[DATA FOR PROCESSING]

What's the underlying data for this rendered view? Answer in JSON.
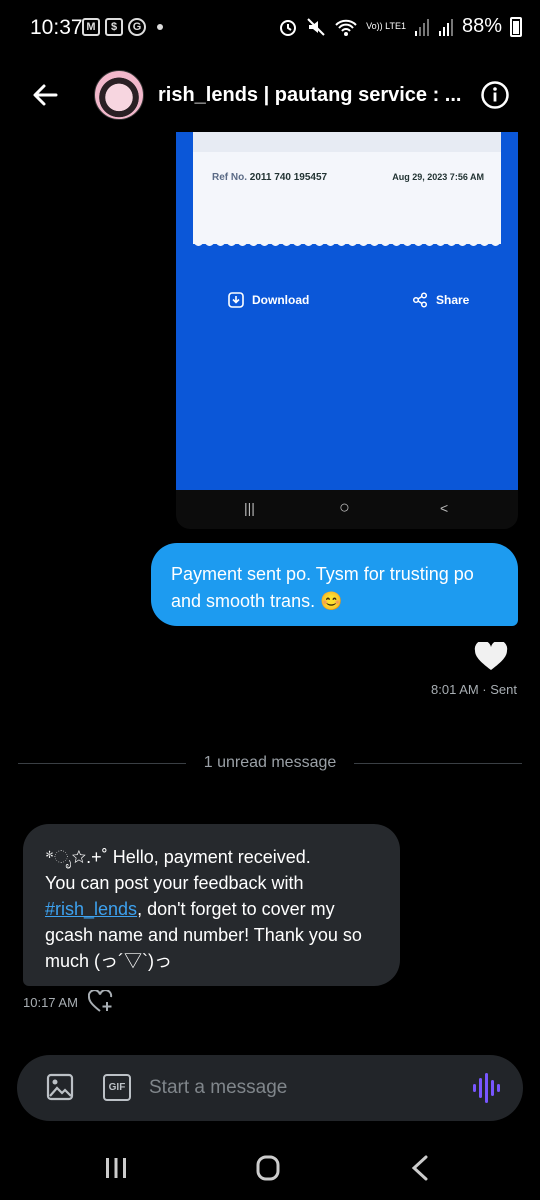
{
  "status_bar": {
    "time": "10:37",
    "battery": "88%",
    "network": "Vo)) LTE1",
    "left_icons": [
      "gmail-icon",
      "shop-icon",
      "google-icon",
      "dot-icon"
    ],
    "right_icons": [
      "alarm-icon",
      "mute-icon",
      "wifi-icon",
      "signal-icon",
      "signal-icon",
      "battery-icon"
    ]
  },
  "header": {
    "title": "rish_lends | pautang service : ...",
    "back_icon": "back-arrow-icon",
    "info_icon": "info-icon"
  },
  "shared_image": {
    "ref_label": "Ref No.",
    "ref_number": "2011 740 195457",
    "date": "Aug 29, 2023 7:56 AM",
    "download_label": "Download",
    "share_label": "Share",
    "nav_recent": "|||",
    "nav_home": "○",
    "nav_back": "<"
  },
  "messages": {
    "sent": {
      "text": "Payment sent po. Tysm for trusting po and smooth trans. 😊",
      "reaction": "🤍",
      "meta": "8:01 AM · Sent"
    },
    "divider": "1 unread message",
    "received": {
      "line1": "*ೃ☆.+˚ Hello, payment received.",
      "line2_prefix": "You can post your feedback with ",
      "hashtag": "#rish_lends",
      "line2_suffix": ", don't forget to cover my gcash name and number! Thank you so much (っ´▽`)っ",
      "time": "10:17 AM"
    }
  },
  "composer": {
    "placeholder": "Start a message",
    "gif_label": "GIF"
  },
  "colors": {
    "sent_bubble": "#1d9bf0",
    "received_bubble": "#26292d",
    "gcash_blue": "#0b57d8",
    "voice_accent": "#7856ff"
  }
}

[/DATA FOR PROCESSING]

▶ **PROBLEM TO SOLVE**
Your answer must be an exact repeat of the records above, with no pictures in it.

▶ **ANSWER TO THIS TASK**
What's the underlying data for this rendered view? Answer in JSON.
{
  "status_bar": {
    "time": "10:37",
    "battery": "88%",
    "network": "Vo)) LTE1",
    "left_icons": [
      "gmail-icon",
      "shop-icon",
      "google-icon",
      "dot-icon"
    ],
    "right_icons": [
      "alarm-icon",
      "mute-icon",
      "wifi-icon",
      "signal-icon",
      "signal-icon",
      "battery-icon"
    ]
  },
  "header": {
    "title": "rish_lends | pautang service : ...",
    "back_icon": "back-arrow-icon",
    "info_icon": "info-icon"
  },
  "shared_image": {
    "ref_label": "Ref No.",
    "ref_number": "2011 740 195457",
    "date": "Aug 29, 2023 7:56 AM",
    "download_label": "Download",
    "share_label": "Share",
    "nav_recent": "|||",
    "nav_home": "○",
    "nav_back": "<"
  },
  "messages": {
    "sent": {
      "text": "Payment sent po. Tysm for trusting po and smooth trans. 😊",
      "reaction": "🤍",
      "meta": "8:01 AM · Sent"
    },
    "divider": "1 unread message",
    "received": {
      "line1": "*ೃ☆.+˚ Hello, payment received.",
      "line2_prefix": "You can post your feedback with ",
      "hashtag": "#rish_lends",
      "line2_suffix": ", don't forget to cover my gcash name and number! Thank you so much (っ´▽`)っ",
      "time": "10:17 AM"
    }
  },
  "composer": {
    "placeholder": "Start a message",
    "gif_label": "GIF"
  },
  "colors": {
    "sent_bubble": "#1d9bf0",
    "received_bubble": "#26292d",
    "gcash_blue": "#0b57d8",
    "voice_accent": "#7856ff"
  }
}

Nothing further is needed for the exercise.